"Members of more than two dozen community activist groups gathered outside City Hall on Monday to pledge to work together to bring change to troubled Baltimore neighborhoods.

"Derrick Chase, founder of the Coalition for Transformation and Betterment of Baltimore, talked about a plan aimed at 'changing the narrative of Baltimore from dysfunction to function.'

"He later described a four-year plan that calls for organizers to divide the city into grids. Neighborhoods will be separated and ranked according to needs, Chase said, with a block captain designated in each neighborhood. Participating nonprofits will pool resources to assist the neighborhoods.

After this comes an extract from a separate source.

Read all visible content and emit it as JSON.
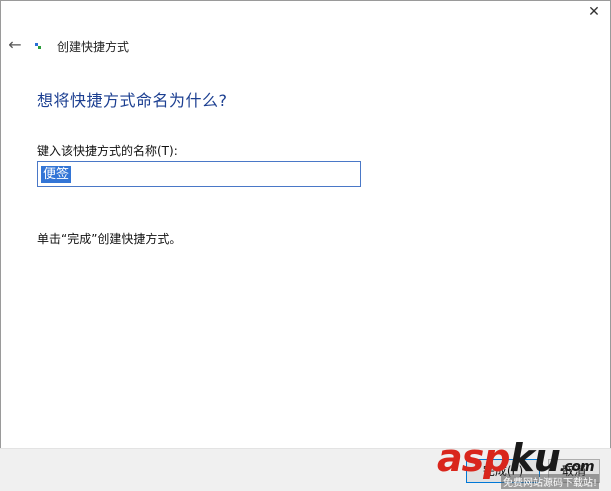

"The plan was announced at Stand Up Baltimore, a rally outside City Hall a year after the death of Freddie Gray and the ensuing unrest. The anniversary has again brought national media attention to the city.

"The Monday afternoon event featured speakers, seven minutes for each, from the host of organizations. It came one day before Tuesday's primary election."

Full Article

From City Paper: For Westide Elementary, unrest was just one of many challenges

"Spencella Dobson, a volunteer at Westside Elementary School in Baltimore's Penn North community, says that people don't talk nearly enough about the effect that last year's unrest had on the city's children, specifically the impact it had on kids at Westside Elementary.

"'I think one of the main things that people forget about is the trauma,' Dobson says. 'That's what a lot of teachers at Gilmor Elementary, Westside Elementary School—that's what they had to deal with.'

"Children saw their neighborhoods occupied by city and state police, as well as National Guard troops dressed in full gear. But no one ever bothered to explain to kids what was happening, or why, she says. 'There were no psychologists provided to deal with that and have conversations about it. You always hear about teachers becoming the parent, the therapist, everything like that—and that was definitely heightened at that moment…You had children who were acting out. They saw acting out, they saw the guns…and they were really treated like prisoners. For a city with children with already no hope, it gave them even more reason to be like "Well, what am I fighting for? What am I going to school for? I'm already a prisoner in my own home, in my own neighborhood."'

"'What was going on here during the riots?' asks Larry Simmons, the Community School Coordinator at Westside. 'Folks were eating, folks were fellowshipping—weren't really concerned about what was happening outside.'

"He says that even though the school was at the center of much of the riots, they have been somewhat ignored in recovery efforts. 'There was some money that came into Baltimore after the riots to do some programming and supporting young people and their families. We applied for some of that money. We didn't get any of it,' Simmons says. 'A lot of the money that came into the city after the riots went to Sandtown-Winchester and didn't come to Penn North. So, Matthew Henson [Elementary School] got a bunch of money for mental health to deal with the trauma from the riots, but we didn't get anything.'

"A year later, school administrators and families are continuing a fight that started long before Gray's death and the events that followed it. In January, the school board voted to close Westside along with five other schools at the end of the year. Westside had originally been slated to close in 2018 as part of the city's 21st Century Schools Plan."

Full Article

Also from City Paper: Four Events Related to Freddie Gray and racial justice this week